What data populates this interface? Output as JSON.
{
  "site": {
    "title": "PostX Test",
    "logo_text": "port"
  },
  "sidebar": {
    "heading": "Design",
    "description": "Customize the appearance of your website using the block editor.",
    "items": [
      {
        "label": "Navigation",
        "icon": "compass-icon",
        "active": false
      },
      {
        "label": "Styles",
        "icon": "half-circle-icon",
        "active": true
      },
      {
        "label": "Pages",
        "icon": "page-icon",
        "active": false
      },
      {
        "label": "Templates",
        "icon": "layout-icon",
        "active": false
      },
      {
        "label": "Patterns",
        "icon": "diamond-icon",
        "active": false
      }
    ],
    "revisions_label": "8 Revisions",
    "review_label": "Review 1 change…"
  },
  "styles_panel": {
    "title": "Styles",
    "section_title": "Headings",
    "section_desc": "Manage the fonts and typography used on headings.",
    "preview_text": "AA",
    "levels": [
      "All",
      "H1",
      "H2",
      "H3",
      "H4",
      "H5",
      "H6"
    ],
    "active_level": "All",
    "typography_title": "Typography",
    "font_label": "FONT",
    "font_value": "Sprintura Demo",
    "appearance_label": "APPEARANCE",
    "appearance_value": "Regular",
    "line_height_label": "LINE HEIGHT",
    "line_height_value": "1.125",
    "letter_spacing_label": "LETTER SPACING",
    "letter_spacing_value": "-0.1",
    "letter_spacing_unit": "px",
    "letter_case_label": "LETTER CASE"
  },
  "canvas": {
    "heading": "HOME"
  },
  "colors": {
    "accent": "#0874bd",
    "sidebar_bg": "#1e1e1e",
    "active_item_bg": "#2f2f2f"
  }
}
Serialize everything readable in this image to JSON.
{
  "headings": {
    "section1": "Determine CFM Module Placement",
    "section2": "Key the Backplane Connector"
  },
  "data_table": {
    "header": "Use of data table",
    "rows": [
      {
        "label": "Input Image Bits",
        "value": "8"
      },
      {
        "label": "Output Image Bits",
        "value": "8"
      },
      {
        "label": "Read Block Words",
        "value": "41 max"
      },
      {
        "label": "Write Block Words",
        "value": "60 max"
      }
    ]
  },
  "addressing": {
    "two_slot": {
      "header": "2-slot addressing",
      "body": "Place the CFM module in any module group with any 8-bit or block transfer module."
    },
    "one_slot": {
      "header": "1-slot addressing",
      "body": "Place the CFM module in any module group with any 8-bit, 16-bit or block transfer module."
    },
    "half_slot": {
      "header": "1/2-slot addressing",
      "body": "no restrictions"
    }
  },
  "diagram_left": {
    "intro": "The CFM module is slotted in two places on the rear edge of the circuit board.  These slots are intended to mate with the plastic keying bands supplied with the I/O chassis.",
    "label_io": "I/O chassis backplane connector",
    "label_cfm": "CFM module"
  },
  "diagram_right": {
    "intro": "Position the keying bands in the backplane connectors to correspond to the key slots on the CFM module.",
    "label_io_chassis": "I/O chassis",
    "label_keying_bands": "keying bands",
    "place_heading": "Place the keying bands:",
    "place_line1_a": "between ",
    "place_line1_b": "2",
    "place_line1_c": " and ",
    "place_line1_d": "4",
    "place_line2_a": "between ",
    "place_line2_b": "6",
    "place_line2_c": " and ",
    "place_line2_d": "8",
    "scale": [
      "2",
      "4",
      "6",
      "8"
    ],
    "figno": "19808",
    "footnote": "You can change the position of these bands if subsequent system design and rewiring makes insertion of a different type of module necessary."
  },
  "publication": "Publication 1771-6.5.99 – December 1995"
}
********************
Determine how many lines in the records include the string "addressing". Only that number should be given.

## Task solution:
4